AUSSIES spent $644.7 million to look more beautiful this year – a 15 per cent increase on the previous 12 months. A survey of 584 Australians by the Cosmetic Physicians Society of Australia found the most popular choices included anti-wrinkle treatments, such as Botox, hair removal and skin smoothing treatments, such as laser and IPL.
The report also found Australians head to the clinics earlier than our overseas counterparts due to the high levels of sun damage – with most of us seeking treatment in their early-to-mid thirties.
As part of a trend, men are forking out the dollars to look less “cranky” and stop “thinning hair”, while women try to battle the onset of wrinkles and dropping jaw lines.
CPSA president Dr Gabrielle Caswell said new technologies and less invasive treatments were also encouraging more Australians to enhance their beauty.
“Fifty is the new 40 and cosmetic medicine is becoming far more common. People are living longer and working longer, too. I don’t believe they seek treatment to compete with younger generations; it’s more about how they present themselves. They feel young on the inside and want this to be reflected in their appearance.”
The overall biggest concern for both men and women was uneven skin tone closely followed by weight concerns.
When asked which celebrities they thought were the best looking, 45 per cent chose Jennifer Hawkins followed by Elle Macpherson.
But respondents were also aware of how cosmetic surgery can make you look worse – with celebrities such as Jocelyn “Cat Woman” Wildenstein, Melanie Griffith, Mickey Rourke and Sophie Monk named as examples of how things can go wrong.
Since 2008 the CPSA has recorded five consecutive years of growth in the amount that Australians spend on non-surgical cosmetic treatments. During this period, spending has more than doubled from an estimated $300 million five years ago to $644.7 million this year.

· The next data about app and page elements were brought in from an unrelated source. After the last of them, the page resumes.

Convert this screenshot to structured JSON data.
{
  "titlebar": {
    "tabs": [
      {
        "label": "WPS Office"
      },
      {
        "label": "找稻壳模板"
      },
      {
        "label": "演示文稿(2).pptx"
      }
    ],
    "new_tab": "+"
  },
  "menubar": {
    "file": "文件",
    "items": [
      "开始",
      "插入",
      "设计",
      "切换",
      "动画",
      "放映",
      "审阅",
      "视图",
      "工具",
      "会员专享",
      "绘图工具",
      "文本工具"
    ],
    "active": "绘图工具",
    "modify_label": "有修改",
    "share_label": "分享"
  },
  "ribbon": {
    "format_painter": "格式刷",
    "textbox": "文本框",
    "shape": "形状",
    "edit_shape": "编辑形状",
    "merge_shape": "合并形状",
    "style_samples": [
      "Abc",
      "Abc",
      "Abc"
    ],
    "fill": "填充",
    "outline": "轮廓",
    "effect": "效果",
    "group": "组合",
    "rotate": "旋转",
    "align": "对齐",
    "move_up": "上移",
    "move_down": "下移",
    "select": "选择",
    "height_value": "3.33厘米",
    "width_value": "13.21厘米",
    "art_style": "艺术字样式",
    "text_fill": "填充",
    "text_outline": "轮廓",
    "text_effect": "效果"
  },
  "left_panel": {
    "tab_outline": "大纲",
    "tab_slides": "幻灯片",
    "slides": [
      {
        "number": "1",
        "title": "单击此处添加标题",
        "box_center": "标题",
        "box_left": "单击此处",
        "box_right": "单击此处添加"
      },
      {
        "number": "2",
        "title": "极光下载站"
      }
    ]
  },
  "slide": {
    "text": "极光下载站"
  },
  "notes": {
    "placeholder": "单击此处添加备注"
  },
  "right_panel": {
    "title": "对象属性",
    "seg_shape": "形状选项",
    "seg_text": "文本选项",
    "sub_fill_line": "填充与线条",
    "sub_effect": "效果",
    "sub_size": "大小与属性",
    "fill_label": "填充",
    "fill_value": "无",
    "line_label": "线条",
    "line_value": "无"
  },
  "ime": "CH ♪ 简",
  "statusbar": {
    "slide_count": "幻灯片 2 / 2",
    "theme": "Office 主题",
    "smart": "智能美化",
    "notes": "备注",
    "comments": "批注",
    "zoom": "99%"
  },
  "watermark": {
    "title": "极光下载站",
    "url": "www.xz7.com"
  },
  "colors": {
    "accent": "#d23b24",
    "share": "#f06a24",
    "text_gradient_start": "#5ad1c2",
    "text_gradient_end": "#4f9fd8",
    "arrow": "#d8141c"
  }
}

“The demand for non-surgical cosmetic treatments continues to grow for a number of reasons but one of the primary factors is new developments in this evolving area of medicine. Emerging treatments are less invasive, more effective and less expensive, making them more appealing and accessible to patients,” said Dr Caswell.
“However, people should always be sure to check the qualifications of their doctor to ensure they are aware of their options and receive an individualised treatment plan suited to their needs,” said Dr Caswell.